Linda Jaivin


31 ENTRIES Linda Jaivin is an author and translator of Chinese. Her books include Eat Me, The Infernal Optimist and A Most Immoral Woman. Her most recent works are the novel The Empress Lover and the Quarterly Essay ‘Found in Translation’.


Illustration by Jeff Fisher.


Fairweather mates

Forty years of Australian–Chinese diplomacy

'Echo and Narcissus' (detail), 1903, John William Waterhouse


Echo Chamber

Confessions of a graphomaniac

'The Hall of Uselessness', By Simon Leys, Black Inc, 512pp; $49.95


‘The Hall of Uselessness’ by Simon Leys

The Hall of Uselessness, a compendium of Simon Leys’s cultural and political commentary, is an elegant mansion of many rooms, connected by ingenious pathways, carpeted with wit and perfumed with what the Chinese call shuxiang – the …

A Siberian tiger feeds on a live chicken in the Siberian Tiger Park in Harbin, 2011. © How Hwee Young/EPA/Corbis


Holiday on ice

Harbin, China

Protestors march in Hong Kong in support of Liu Xiaobo, January 2010. © Tyrone Siu / Reuters


A nobel affair

Liu Xiaobo

'How to Make Gravy' by Paul Kelly, Penguin, 576pp; $49.95


‘How to Make Gravy’ by Paul Kelly

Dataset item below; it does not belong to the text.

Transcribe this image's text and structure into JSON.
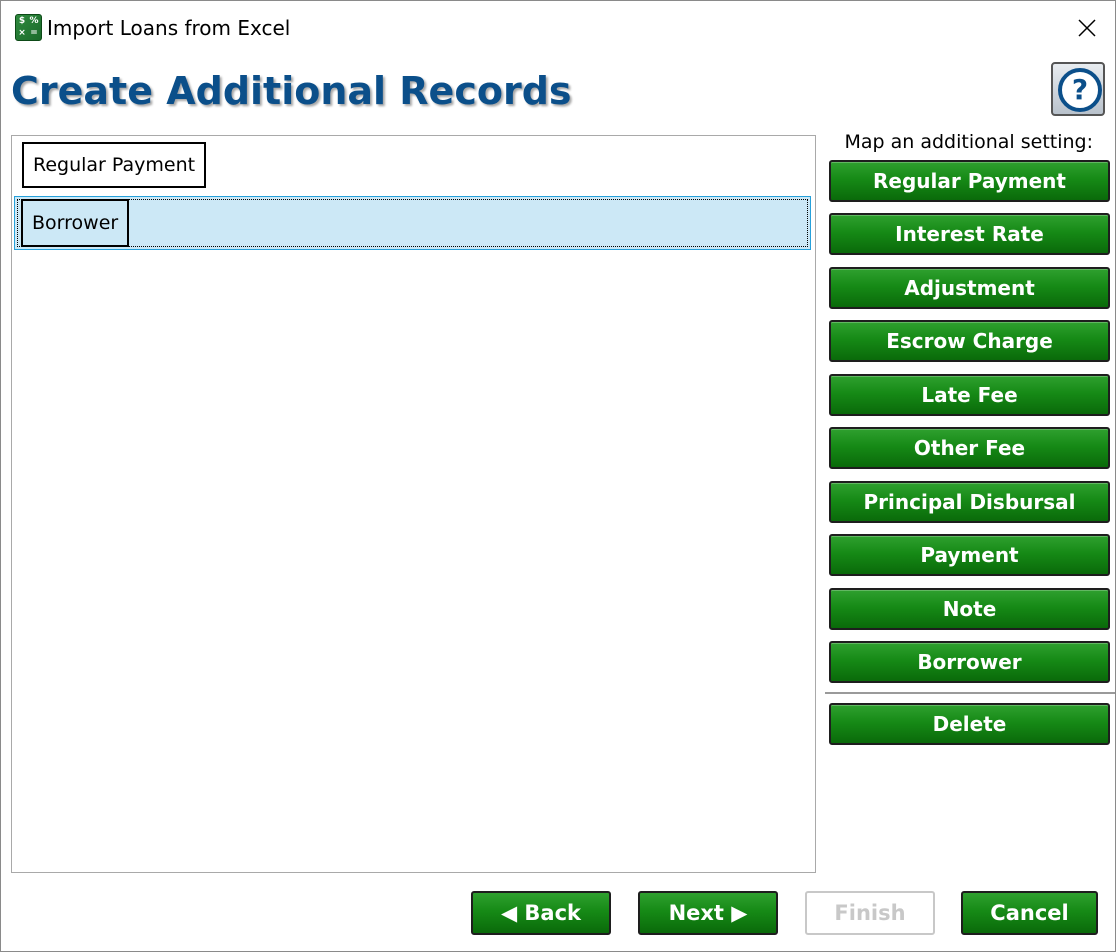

From little things, big things grow: asked to perform four nights in a row at The Famous Spiegeltent in Melbourne in 2004, singer–songwriter Paul Kelly came up with a novel idea. Over the four nights, he would play 100 of his songs in alphabetical order …

'Ilustrado' by Miguel Syjuco, Random House, 306pp; $32.95

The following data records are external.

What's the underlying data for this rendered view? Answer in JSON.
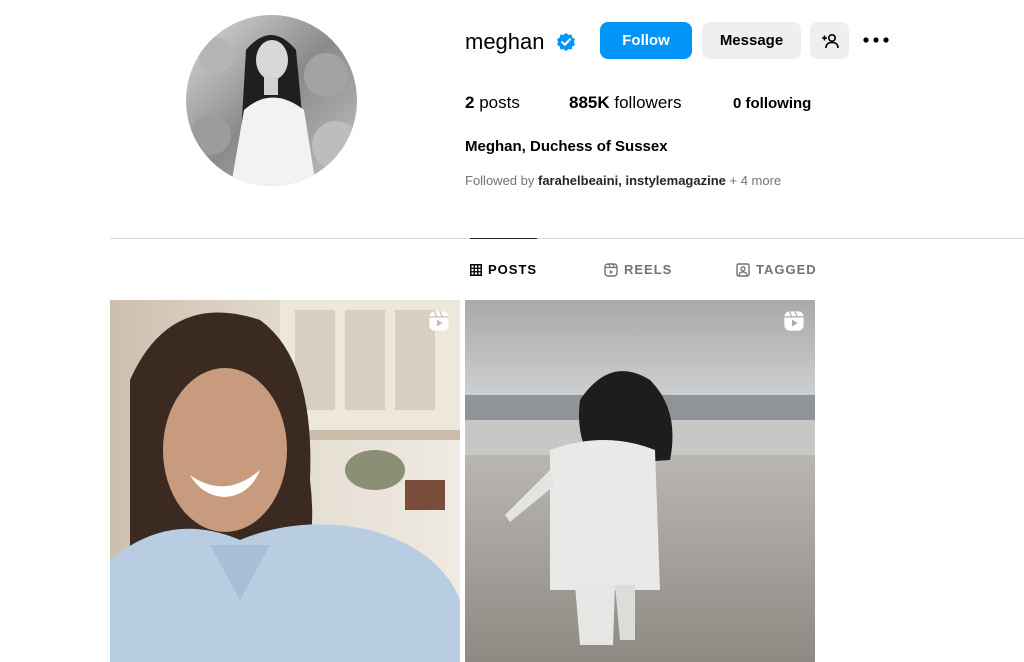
{
  "profile": {
    "username": "meghan",
    "full_name": "Meghan, Duchess of Sussex",
    "avatar_icon": "profile-photo",
    "verified_icon": "verified-badge-icon"
  },
  "actions": {
    "follow_label": "Follow",
    "message_label": "Message",
    "suggest_icon": "add-person-icon",
    "more_icon": "more-options-icon"
  },
  "stats": {
    "posts_count": "2",
    "posts_label": "posts",
    "followers_count": "885K",
    "followers_label": "followers",
    "following_count": "0",
    "following_label": "following"
  },
  "followed_by": {
    "prefix": "Followed by",
    "accounts": [
      "farahelbeaini",
      "instylemagazine"
    ],
    "separator": ",",
    "more": "+ 4 more"
  },
  "tabs": [
    {
      "label": "POSTS",
      "icon": "grid-icon",
      "active": true
    },
    {
      "label": "REELS",
      "icon": "reels-icon",
      "active": false
    },
    {
      "label": "TAGGED",
      "icon": "tagged-icon",
      "active": false
    }
  ],
  "posts": [
    {
      "type": "reel",
      "icon": "reel-icon"
    },
    {
      "type": "reel",
      "icon": "reel-icon"
    }
  ],
  "colors": {
    "accent": "#0095f6",
    "verified": "#0095f6",
    "secondary_button": "#efefef",
    "muted_text": "#737373",
    "divider": "#dbdbdb"
  }
}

‘Ilustrado’ by Miguel Syjuco

The body of Crispin Salvador, a somewhat passé Filipino writer living in America, is discovered floating down the Hudson River. His student and biographer, Miguel, searches among Salvador’s effects for the manuscript of a muckraking novel that had …

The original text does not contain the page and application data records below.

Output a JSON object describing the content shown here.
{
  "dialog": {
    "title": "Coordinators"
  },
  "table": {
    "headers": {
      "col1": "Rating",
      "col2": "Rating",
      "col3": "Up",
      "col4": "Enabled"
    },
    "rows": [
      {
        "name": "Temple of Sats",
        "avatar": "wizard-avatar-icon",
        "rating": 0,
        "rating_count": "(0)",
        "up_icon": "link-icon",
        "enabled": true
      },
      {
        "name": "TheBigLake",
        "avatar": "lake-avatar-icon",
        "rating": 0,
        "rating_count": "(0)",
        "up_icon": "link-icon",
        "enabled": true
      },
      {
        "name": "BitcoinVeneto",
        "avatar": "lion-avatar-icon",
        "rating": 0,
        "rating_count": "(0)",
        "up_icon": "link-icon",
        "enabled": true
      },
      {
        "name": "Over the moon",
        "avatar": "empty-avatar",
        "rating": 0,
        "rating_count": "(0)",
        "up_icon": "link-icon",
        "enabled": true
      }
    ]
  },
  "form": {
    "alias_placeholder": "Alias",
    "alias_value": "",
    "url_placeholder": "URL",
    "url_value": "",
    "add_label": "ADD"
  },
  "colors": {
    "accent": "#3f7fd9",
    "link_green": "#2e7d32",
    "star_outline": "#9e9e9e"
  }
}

‘The Family Law’ by Benjamin Law

Tolstoy was wrong: not all happy families are alike. As portrayed in this very funny collection of personal essays by Benjamin Law, the family Law has found a truly original and unusual brand of happiness. It’s one that – more or less cheerfully – …


‘Living Dolls: The Return of Sexism’ by Natasha Walter

Swaddled in princess pink, tottering towards adolescence on their training heels, many young girls today are growing up in the plastic, not so fantastic monoculture of what Natasha Walter calls “living dolls”. This is a world in which, for women, …


‘The Pregnant Widow’ by Martin Amis

“It sometimes seemed to Keith that the English novel … asked only one question. Will she fall? Will she fall, this woman?” But in Martin Amis’ new novel, The Pregnant Widow, it is the man, Keith, who falls, time and again – …

Illustration by Jeff Fisher.


Haiku hikers

We've come to the Telegraph Station, four kilometres north of Alice Springs, for a welcome to country by Marie, an Arrernte elder and traditional owner. Marie informs us that she writes and teaches, leads a dance troupe and artists' group among other …


Levelling with China

“Is there a bin?” I asked, holding my empty plastic lunchbox. “Just throw it anywhere,” suggested Xiao Zhang amiably. It was my first visit to Beijing, some 28 years ago. Chairman Mao had died in 1976; two years later, the new Communist leadership …


Embracing the inner bunny

Recent books about raunch culture

Illustration by Jeff Fisher.


Detainee DON 94

“I am so frustrated,” says Morteza Poorvadi. Life is pretty good these days for the hardworking 24-year-old Iranian with the idiomatic English and irrepressible sense of humour. He runs a small business doing home decoration while …

Illustration by Jeff Fisher.


Writer gets leg up

A slip, for once not of the tongue or pen but the foot. Then it was Christmas night in the emergency unit and Boxing Day in the operating theatre. Finally, a bed in a ward, a drip in the arm and a big hunk of plaster where 24 hours before had been a …